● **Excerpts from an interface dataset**
##############################

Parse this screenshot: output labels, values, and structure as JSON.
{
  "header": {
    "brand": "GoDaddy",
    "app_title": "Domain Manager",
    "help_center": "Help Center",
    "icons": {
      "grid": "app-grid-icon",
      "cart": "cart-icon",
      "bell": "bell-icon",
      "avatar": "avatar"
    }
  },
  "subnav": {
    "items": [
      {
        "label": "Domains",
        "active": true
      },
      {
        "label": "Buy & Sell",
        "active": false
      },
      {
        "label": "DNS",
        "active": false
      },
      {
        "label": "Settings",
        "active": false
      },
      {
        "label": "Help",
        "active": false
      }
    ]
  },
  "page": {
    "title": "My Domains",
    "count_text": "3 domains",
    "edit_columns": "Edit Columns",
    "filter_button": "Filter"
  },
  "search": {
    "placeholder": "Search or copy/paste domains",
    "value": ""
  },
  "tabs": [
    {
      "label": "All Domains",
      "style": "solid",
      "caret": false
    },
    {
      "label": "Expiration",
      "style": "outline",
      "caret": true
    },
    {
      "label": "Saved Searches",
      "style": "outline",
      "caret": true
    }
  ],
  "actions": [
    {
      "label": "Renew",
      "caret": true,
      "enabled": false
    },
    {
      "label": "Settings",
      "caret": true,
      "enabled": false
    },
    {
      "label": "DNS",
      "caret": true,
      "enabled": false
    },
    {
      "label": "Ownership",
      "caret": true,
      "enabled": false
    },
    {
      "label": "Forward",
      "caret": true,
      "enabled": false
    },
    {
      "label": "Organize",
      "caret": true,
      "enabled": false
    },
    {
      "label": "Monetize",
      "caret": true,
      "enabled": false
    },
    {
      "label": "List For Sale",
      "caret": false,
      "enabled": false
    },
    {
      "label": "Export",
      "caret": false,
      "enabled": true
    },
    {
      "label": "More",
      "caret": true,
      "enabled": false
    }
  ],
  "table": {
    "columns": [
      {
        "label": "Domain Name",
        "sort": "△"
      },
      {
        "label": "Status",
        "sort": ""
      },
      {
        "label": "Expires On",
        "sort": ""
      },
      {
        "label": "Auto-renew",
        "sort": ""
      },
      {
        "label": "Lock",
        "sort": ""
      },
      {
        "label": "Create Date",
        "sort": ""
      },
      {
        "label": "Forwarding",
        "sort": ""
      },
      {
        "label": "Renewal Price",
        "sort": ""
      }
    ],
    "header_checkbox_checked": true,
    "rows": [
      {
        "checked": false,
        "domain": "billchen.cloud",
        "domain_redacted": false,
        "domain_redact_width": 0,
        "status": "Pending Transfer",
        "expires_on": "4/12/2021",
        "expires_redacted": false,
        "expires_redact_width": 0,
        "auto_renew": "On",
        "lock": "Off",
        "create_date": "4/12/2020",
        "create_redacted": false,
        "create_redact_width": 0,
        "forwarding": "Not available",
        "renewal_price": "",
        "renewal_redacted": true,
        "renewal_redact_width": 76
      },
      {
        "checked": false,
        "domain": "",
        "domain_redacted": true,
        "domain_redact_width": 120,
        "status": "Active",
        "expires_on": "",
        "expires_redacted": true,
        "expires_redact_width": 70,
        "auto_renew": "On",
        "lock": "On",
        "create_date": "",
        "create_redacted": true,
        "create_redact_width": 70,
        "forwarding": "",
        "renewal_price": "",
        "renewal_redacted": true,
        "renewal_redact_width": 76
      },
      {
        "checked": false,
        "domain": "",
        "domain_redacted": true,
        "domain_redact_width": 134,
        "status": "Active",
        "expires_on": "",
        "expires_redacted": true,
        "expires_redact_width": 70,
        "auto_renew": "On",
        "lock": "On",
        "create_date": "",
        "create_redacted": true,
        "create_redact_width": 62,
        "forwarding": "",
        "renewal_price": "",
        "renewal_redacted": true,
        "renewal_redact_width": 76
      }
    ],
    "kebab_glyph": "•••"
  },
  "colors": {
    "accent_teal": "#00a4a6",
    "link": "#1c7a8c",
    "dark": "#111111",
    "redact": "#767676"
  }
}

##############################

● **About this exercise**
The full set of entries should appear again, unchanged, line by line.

● **Exercise result**
Parse this screenshot: output labels, values, and structure as JSON.
{
  "header": {
    "brand": "GoDaddy",
    "app_title": "Domain Manager",
    "help_center": "Help Center",
    "icons": {
      "grid": "app-grid-icon",
      "cart": "cart-icon",
      "bell": "bell-icon",
      "avatar": "avatar"
    }
  },
  "subnav": {
    "items": [
      {
        "label": "Domains",
        "active": true
      },
      {
        "label": "Buy & Sell",
        "active": false
      },
      {
        "label": "DNS",
        "active": false
      },
      {
        "label": "Settings",
        "active": false
      },
      {
        "label": "Help",
        "active": false
      }
    ]
  },
  "page": {
    "title": "My Domains",
    "count_text": "3 domains",
    "edit_columns": "Edit Columns",
    "filter_button": "Filter"
  },
  "search": {
    "placeholder": "Search or copy/paste domains",
    "value": ""
  },
  "tabs": [
    {
      "label": "All Domains",
      "style": "solid",
      "caret": false
    },
    {
      "label": "Expiration",
      "style": "outline",
      "caret": true
    },
    {
      "label": "Saved Searches",
      "style": "outline",
      "caret": true
    }
  ],
  "actions": [
    {
      "label": "Renew",
      "caret": true,
      "enabled": false
    },
    {
      "label": "Settings",
      "caret": true,
      "enabled": false
    },
    {
      "label": "DNS",
      "caret": true,
      "enabled": false
    },
    {
      "label": "Ownership",
      "caret": true,
      "enabled": false
    },
    {
      "label": "Forward",
      "caret": true,
      "enabled": false
    },
    {
      "label": "Organize",
      "caret": true,
      "enabled": false
    },
    {
      "label": "Monetize",
      "caret": true,
      "enabled": false
    },
    {
      "label": "List For Sale",
      "caret": false,
      "enabled": false
    },
    {
      "label": "Export",
      "caret": false,
      "enabled": true
    },
    {
      "label": "More",
      "caret": true,
      "enabled": false
    }
  ],
  "table": {
    "columns": [
      {
        "label": "Domain Name",
        "sort": "△"
      },
      {
        "label": "Status",
        "sort": ""
      },
      {
        "label": "Expires On",
        "sort": ""
      },
      {
        "label": "Auto-renew",
        "sort": ""
      },
      {
        "label": "Lock",
        "sort": ""
      },
      {
        "label": "Create Date",
        "sort": ""
      },
      {
        "label": "Forwarding",
        "sort": ""
      },
      {
        "label": "Renewal Price",
        "sort": ""
      }
    ],
    "header_checkbox_checked": true,
    "rows": [
      {
        "checked": false,
        "domain": "billchen.cloud",
        "domain_redacted": false,
        "domain_redact_width": 0,
        "status": "Pending Transfer",
        "expires_on": "4/12/2021",
        "expires_redacted": false,
        "expires_redact_width": 0,
        "auto_renew": "On",
        "lock": "Off",
        "create_date": "4/12/2020",
        "create_redacted": false,
        "create_redact_width": 0,
        "forwarding": "Not available",
        "renewal_price": "",
        "renewal_redacted": true,
        "renewal_redact_width": 76
      },
      {
        "checked": false,
        "domain": "",
        "domain_redacted": true,
        "domain_redact_width": 120,
        "status": "Active",
        "expires_on": "",
        "expires_redacted": true,
        "expires_redact_width": 70,
        "auto_renew": "On",
        "lock": "On",
        "create_date": "",
        "create_redacted": true,
        "create_redact_width": 70,
        "forwarding": "",
        "renewal_price": "",
        "renewal_redacted": true,
        "renewal_redact_width": 76
      },
      {
        "checked": false,
        "domain": "",
        "domain_redacted": true,
        "domain_redact_width": 134,
        "status": "Active",
        "expires_on": "",
        "expires_redacted": true,
        "expires_redact_width": 70,
        "auto_renew": "On",
        "lock": "On",
        "create_date": "",
        "create_redacted": true,
        "create_redact_width": 62,
        "forwarding": "",
        "renewal_price": "",
        "renewal_redacted": true,
        "renewal_redact_width": 76
      }
    ],
    "kebab_glyph": "•••"
  },
  "colors": {
    "accent_teal": "#00a4a6",
    "link": "#1c7a8c",
    "dark": "#111111",
    "redact": "#767676"
  }
}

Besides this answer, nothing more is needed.